» RECORDS SHOWN
--
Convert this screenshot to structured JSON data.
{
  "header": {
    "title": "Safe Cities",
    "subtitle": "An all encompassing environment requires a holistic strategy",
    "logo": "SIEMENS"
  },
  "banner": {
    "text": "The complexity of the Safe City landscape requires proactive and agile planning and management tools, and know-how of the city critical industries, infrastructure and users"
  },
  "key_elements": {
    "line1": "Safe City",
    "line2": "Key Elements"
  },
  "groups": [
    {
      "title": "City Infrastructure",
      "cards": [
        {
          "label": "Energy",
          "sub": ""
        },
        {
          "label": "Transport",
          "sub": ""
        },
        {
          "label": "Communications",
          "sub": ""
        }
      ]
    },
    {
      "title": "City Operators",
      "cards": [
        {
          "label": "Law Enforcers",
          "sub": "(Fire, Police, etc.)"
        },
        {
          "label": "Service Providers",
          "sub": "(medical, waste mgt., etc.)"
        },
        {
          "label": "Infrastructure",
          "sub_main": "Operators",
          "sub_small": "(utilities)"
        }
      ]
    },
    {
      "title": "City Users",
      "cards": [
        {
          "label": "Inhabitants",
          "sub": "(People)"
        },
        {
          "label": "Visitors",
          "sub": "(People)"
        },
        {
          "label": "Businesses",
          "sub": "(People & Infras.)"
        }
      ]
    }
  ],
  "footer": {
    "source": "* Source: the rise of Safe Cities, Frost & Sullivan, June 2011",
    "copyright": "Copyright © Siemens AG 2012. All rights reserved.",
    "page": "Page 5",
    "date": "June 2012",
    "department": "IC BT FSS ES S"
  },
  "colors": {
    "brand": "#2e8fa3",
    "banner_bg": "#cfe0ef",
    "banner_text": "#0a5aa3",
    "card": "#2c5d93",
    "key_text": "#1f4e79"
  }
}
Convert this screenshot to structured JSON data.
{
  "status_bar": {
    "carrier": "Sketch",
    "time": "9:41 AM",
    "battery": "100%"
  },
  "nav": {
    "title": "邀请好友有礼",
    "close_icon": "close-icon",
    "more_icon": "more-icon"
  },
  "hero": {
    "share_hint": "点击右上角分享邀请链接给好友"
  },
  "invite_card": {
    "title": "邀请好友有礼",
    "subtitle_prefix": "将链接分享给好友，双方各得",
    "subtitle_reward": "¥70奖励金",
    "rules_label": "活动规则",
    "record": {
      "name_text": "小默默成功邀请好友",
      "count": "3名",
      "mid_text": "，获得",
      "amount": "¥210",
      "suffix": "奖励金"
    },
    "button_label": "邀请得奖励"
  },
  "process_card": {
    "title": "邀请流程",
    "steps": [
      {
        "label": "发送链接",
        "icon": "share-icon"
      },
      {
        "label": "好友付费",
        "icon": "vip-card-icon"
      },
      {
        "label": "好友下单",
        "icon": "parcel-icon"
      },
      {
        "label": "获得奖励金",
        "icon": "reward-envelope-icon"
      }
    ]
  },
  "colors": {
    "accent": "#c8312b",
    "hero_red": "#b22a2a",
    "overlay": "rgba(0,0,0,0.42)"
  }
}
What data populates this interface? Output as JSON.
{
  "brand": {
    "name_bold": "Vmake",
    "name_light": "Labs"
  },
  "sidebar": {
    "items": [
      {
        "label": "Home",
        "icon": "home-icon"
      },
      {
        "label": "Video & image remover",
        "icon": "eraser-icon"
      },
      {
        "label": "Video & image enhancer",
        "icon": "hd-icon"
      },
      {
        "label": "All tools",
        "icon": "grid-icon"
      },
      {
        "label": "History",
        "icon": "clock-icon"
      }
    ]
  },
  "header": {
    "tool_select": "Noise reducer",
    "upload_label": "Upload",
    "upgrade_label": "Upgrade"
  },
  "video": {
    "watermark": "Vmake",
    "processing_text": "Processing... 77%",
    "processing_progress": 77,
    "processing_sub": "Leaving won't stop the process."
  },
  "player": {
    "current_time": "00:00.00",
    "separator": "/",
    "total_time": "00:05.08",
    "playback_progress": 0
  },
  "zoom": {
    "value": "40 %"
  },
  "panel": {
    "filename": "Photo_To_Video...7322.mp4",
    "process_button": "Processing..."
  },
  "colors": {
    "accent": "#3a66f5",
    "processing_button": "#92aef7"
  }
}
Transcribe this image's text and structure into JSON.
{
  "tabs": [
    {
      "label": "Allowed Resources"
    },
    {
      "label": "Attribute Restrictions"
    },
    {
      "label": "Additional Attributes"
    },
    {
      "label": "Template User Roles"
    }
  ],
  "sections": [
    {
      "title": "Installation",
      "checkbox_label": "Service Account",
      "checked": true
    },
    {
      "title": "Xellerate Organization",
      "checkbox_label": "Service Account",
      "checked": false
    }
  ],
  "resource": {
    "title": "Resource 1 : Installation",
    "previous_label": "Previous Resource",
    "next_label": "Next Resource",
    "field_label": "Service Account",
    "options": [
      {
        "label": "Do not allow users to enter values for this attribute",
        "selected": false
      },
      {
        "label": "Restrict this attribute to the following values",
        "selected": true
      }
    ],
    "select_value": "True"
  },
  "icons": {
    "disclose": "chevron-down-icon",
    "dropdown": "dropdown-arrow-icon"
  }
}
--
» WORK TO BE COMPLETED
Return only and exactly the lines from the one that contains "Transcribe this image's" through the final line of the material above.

» ANSWER BOX
Transcribe this image's text and structure into JSON.
{
  "tabs": [
    {
      "label": "Allowed Resources"
    },
    {
      "label": "Attribute Restrictions"
    },
    {
      "label": "Additional Attributes"
    },
    {
      "label": "Template User Roles"
    }
  ],
  "sections": [
    {
      "title": "Installation",
      "checkbox_label": "Service Account",
      "checked": true
    },
    {
      "title": "Xellerate Organization",
      "checkbox_label": "Service Account",
      "checked": false
    }
  ],
  "resource": {
    "title": "Resource 1 : Installation",
    "previous_label": "Previous Resource",
    "next_label": "Next Resource",
    "field_label": "Service Account",
    "options": [
      {
        "label": "Do not allow users to enter values for this attribute",
        "selected": false
      },
      {
        "label": "Restrict this attribute to the following values",
        "selected": true
      }
    ],
    "select_value": "True"
  },
  "icons": {
    "disclose": "chevron-down-icon",
    "dropdown": "dropdown-arrow-icon"
  }
}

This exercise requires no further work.